TRY IT → Exact repetition is required: reproduce every line of the data.

INFORMATION SHOWN Block Start

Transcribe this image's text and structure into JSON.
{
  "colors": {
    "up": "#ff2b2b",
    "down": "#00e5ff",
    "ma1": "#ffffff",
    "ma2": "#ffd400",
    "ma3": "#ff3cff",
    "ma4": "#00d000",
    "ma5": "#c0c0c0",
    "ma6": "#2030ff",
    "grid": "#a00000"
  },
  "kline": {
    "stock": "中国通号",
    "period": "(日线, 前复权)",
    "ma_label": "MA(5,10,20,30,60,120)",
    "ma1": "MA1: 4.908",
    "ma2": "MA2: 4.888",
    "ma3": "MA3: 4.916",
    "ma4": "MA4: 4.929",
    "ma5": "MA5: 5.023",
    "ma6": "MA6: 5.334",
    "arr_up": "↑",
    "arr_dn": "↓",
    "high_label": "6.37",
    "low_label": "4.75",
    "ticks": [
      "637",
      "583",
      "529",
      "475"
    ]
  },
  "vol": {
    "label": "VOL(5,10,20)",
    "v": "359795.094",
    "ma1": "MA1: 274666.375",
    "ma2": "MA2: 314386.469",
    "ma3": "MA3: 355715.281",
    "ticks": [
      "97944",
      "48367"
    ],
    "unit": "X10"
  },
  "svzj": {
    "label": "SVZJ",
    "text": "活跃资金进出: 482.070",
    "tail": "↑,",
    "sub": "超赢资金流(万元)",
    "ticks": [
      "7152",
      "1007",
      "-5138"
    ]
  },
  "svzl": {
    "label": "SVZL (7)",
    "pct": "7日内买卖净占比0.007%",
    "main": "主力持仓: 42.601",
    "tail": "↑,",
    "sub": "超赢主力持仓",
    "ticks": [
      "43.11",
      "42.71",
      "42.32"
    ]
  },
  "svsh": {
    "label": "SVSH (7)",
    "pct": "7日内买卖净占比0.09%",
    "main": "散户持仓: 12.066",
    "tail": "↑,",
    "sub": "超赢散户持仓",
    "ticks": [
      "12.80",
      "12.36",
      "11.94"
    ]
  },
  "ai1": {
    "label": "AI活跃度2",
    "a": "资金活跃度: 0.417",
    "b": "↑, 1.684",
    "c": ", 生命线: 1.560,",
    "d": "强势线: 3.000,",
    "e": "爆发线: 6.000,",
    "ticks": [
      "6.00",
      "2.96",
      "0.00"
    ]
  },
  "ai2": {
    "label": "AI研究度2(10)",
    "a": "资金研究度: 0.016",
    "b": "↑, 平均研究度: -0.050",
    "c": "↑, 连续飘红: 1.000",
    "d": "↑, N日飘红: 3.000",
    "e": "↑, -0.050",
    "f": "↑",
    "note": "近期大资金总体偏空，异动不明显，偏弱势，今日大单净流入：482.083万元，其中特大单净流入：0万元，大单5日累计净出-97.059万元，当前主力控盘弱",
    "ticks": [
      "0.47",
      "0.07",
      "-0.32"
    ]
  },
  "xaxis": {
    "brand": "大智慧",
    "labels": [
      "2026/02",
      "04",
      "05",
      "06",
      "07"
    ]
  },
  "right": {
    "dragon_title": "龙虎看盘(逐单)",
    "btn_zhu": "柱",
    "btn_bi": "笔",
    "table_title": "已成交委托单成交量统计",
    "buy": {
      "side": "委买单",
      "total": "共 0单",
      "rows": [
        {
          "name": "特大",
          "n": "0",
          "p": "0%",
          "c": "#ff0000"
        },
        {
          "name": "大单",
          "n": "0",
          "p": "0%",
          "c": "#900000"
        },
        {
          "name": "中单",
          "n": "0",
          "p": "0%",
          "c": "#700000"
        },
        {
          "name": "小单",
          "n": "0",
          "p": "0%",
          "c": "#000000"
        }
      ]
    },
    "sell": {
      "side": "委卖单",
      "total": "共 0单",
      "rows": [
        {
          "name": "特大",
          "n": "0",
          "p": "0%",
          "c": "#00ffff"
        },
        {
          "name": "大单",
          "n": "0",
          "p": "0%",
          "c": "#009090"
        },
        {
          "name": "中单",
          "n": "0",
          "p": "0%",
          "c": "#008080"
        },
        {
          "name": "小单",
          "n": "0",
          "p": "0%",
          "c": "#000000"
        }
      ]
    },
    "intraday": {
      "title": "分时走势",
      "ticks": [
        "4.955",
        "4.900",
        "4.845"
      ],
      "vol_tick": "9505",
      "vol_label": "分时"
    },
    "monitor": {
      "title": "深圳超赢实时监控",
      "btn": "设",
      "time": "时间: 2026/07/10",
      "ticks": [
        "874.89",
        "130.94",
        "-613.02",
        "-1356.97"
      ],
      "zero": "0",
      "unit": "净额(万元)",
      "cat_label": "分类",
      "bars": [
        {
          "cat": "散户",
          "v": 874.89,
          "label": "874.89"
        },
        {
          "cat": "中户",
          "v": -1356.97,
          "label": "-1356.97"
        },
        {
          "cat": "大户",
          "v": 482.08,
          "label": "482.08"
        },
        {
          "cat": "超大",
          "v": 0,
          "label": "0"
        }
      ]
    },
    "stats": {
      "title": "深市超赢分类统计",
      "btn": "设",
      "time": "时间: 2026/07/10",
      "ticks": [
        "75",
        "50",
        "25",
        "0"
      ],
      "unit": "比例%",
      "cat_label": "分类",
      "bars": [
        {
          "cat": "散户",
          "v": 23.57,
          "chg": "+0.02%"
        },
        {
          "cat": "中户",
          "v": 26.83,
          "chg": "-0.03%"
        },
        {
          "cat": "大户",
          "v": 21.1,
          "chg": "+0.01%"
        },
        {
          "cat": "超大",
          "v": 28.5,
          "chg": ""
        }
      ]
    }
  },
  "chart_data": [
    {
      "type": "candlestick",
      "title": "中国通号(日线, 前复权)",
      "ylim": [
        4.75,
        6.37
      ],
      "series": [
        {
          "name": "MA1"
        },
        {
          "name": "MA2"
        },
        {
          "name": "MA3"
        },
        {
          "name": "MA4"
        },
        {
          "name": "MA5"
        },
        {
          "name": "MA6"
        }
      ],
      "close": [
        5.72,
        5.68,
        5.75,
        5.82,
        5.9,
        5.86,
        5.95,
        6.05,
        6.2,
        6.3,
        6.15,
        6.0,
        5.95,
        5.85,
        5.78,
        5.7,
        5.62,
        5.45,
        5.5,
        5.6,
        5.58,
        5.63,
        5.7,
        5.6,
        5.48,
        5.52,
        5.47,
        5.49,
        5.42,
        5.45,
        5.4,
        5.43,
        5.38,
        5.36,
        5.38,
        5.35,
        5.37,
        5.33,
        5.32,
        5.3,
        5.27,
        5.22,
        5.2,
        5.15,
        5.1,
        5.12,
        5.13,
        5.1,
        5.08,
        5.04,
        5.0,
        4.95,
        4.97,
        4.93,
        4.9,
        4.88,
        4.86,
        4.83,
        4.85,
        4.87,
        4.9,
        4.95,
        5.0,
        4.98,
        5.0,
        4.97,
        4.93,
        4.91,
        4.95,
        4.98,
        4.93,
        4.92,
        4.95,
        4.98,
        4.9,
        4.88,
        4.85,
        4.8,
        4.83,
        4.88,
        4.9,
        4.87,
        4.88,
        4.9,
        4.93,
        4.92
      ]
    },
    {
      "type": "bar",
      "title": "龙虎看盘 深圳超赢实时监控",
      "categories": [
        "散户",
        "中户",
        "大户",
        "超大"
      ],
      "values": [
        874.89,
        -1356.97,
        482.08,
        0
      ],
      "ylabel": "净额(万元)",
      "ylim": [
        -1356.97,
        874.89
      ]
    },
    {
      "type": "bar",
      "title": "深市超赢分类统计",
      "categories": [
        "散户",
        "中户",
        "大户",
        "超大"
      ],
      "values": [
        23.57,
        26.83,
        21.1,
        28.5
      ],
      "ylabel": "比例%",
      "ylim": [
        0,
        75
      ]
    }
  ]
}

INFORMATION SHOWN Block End

PROBLEM SOLUTION →
Transcribe this image's text and structure into JSON.
{
  "colors": {
    "up": "#ff2b2b",
    "down": "#00e5ff",
    "ma1": "#ffffff",
    "ma2": "#ffd400",
    "ma3": "#ff3cff",
    "ma4": "#00d000",
    "ma5": "#c0c0c0",
    "ma6": "#2030ff",
    "grid": "#a00000"
  },
  "kline": {
    "stock": "中国通号",
    "period": "(日线, 前复权)",
    "ma_label": "MA(5,10,20,30,60,120)",
    "ma1": "MA1: 4.908",
    "ma2": "MA2: 4.888",
    "ma3": "MA3: 4.916",
    "ma4": "MA4: 4.929",
    "ma5": "MA5: 5.023",
    "ma6": "MA6: 5.334",
    "arr_up": "↑",
    "arr_dn": "↓",
    "high_label": "6.37",
    "low_label": "4.75",
    "ticks": [
      "637",
      "583",
      "529",
      "475"
    ]
  },
  "vol": {
    "label": "VOL(5,10,20)",
    "v": "359795.094",
    "ma1": "MA1: 274666.375",
    "ma2": "MA2: 314386.469",
    "ma3": "MA3: 355715.281",
    "ticks": [
      "97944",
      "48367"
    ],
    "unit": "X10"
  },
  "svzj": {
    "label": "SVZJ",
    "text": "活跃资金进出: 482.070",
    "tail": "↑,",
    "sub": "超赢资金流(万元)",
    "ticks": [
      "7152",
      "1007",
      "-5138"
    ]
  },
  "svzl": {
    "label": "SVZL (7)",
    "pct": "7日内买卖净占比0.007%",
    "main": "主力持仓: 42.601",
    "tail": "↑,",
    "sub": "超赢主力持仓",
    "ticks": [
      "43.11",
      "42.71",
      "42.32"
    ]
  },
  "svsh": {
    "label": "SVSH (7)",
    "pct": "7日内买卖净占比0.09%",
    "main": "散户持仓: 12.066",
    "tail": "↑,",
    "sub": "超赢散户持仓",
    "ticks": [
      "12.80",
      "12.36",
      "11.94"
    ]
  },
  "ai1": {
    "label": "AI活跃度2",
    "a": "资金活跃度: 0.417",
    "b": "↑, 1.684",
    "c": ", 生命线: 1.560,",
    "d": "强势线: 3.000,",
    "e": "爆发线: 6.000,",
    "ticks": [
      "6.00",
      "2.96",
      "0.00"
    ]
  },
  "ai2": {
    "label": "AI研究度2(10)",
    "a": "资金研究度: 0.016",
    "b": "↑, 平均研究度: -0.050",
    "c": "↑, 连续飘红: 1.000",
    "d": "↑, N日飘红: 3.000",
    "e": "↑, -0.050",
    "f": "↑",
    "note": "近期大资金总体偏空，异动不明显，偏弱势，今日大单净流入：482.083万元，其中特大单净流入：0万元，大单5日累计净出-97.059万元，当前主力控盘弱",
    "ticks": [
      "0.47",
      "0.07",
      "-0.32"
    ]
  },
  "xaxis": {
    "brand": "大智慧",
    "labels": [
      "2026/02",
      "04",
      "05",
      "06",
      "07"
    ]
  },
  "right": {
    "dragon_title": "龙虎看盘(逐单)",
    "btn_zhu": "柱",
    "btn_bi": "笔",
    "table_title": "已成交委托单成交量统计",
    "buy": {
      "side": "委买单",
      "total": "共 0单",
      "rows": [
        {
          "name": "特大",
          "n": "0",
          "p": "0%",
          "c": "#ff0000"
        },
        {
          "name": "大单",
          "n": "0",
          "p": "0%",
          "c": "#900000"
        },
        {
          "name": "中单",
          "n": "0",
          "p": "0%",
          "c": "#700000"
        },
        {
          "name": "小单",
          "n": "0",
          "p": "0%",
          "c": "#000000"
        }
      ]
    },
    "sell": {
      "side": "委卖单",
      "total": "共 0单",
      "rows": [
        {
          "name": "特大",
          "n": "0",
          "p": "0%",
          "c": "#00ffff"
        },
        {
          "name": "大单",
          "n": "0",
          "p": "0%",
          "c": "#009090"
        },
        {
          "name": "中单",
          "n": "0",
          "p": "0%",
          "c": "#008080"
        },
        {
          "name": "小单",
          "n": "0",
          "p": "0%",
          "c": "#000000"
        }
      ]
    },
    "intraday": {
      "title": "分时走势",
      "ticks": [
        "4.955",
        "4.900",
        "4.845"
      ],
      "vol_tick": "9505",
      "vol_label": "分时"
    },
    "monitor": {
      "title": "深圳超赢实时监控",
      "btn": "设",
      "time": "时间: 2026/07/10",
      "ticks": [
        "874.89",
        "130.94",
        "-613.02",
        "-1356.97"
      ],
      "zero": "0",
      "unit": "净额(万元)",
      "cat_label": "分类",
      "bars": [
        {
          "cat": "散户",
          "v": 874.89,
          "label": "874.89"
        },
        {
          "cat": "中户",
          "v": -1356.97,
          "label": "-1356.97"
        },
        {
          "cat": "大户",
          "v": 482.08,
          "label": "482.08"
        },
        {
          "cat": "超大",
          "v": 0,
          "label": "0"
        }
      ]
    },
    "stats": {
      "title": "深市超赢分类统计",
      "btn": "设",
      "time": "时间: 2026/07/10",
      "ticks": [
        "75",
        "50",
        "25",
        "0"
      ],
      "unit": "比例%",
      "cat_label": "分类",
      "bars": [
        {
          "cat": "散户",
          "v": 23.57,
          "chg": "+0.02%"
        },
        {
          "cat": "中户",
          "v": 26.83,
          "chg": "-0.03%"
        },
        {
          "cat": "大户",
          "v": 21.1,
          "chg": "+0.01%"
        },
        {
          "cat": "超大",
          "v": 28.5,
          "chg": ""
        }
      ]
    }
  },
  "chart_data": [
    {
      "type": "candlestick",
      "title": "中国通号(日线, 前复权)",
      "ylim": [
        4.75,
        6.37
      ],
      "series": [
        {
          "name": "MA1"
        },
        {
          "name": "MA2"
        },
        {
          "name": "MA3"
        },
        {
          "name": "MA4"
        },
        {
          "name": "MA5"
        },
        {
          "name": "MA6"
        }
      ],
      "close": [
        5.72,
        5.68,
        5.75,
        5.82,
        5.9,
        5.86,
        5.95,
        6.05,
        6.2,
        6.3,
        6.15,
        6.0,
        5.95,
        5.85,
        5.78,
        5.7,
        5.62,
        5.45,
        5.5,
        5.6,
        5.58,
        5.63,
        5.7,
        5.6,
        5.48,
        5.52,
        5.47,
        5.49,
        5.42,
        5.45,
        5.4,
        5.43,
        5.38,
        5.36,
        5.38,
        5.35,
        5.37,
        5.33,
        5.32,
        5.3,
        5.27,
        5.22,
        5.2,
        5.15,
        5.1,
        5.12,
        5.13,
        5.1,
        5.08,
        5.04,
        5.0,
        4.95,
        4.97,
        4.93,
        4.9,
        4.88,
        4.86,
        4.83,
        4.85,
        4.87,
        4.9,
        4.95,
        5.0,
        4.98,
        5.0,
        4.97,
        4.93,
        4.91,
        4.95,
        4.98,
        4.93,
        4.92,
        4.95,
        4.98,
        4.9,
        4.88,
        4.85,
        4.8,
        4.83,
        4.88,
        4.9,
        4.87,
        4.88,
        4.9,
        4.93,
        4.92
      ]
    },
    {
      "type": "bar",
      "title": "龙虎看盘 深圳超赢实时监控",
      "categories": [
        "散户",
        "中户",
        "大户",
        "超大"
      ],
      "values": [
        874.89,
        -1356.97,
        482.08,
        0
      ],
      "ylabel": "净额(万元)",
      "ylim": [
        -1356.97,
        874.89
      ]
    },
    {
      "type": "bar",
      "title": "深市超赢分类统计",
      "categories": [
        "散户",
        "中户",
        "大户",
        "超大"
      ],
      "values": [
        23.57,
        26.83,
        21.1,
        28.5
      ],
      "ylabel": "比例%",
      "ylim": [
        0,
        75
      ]
    }
  ]
}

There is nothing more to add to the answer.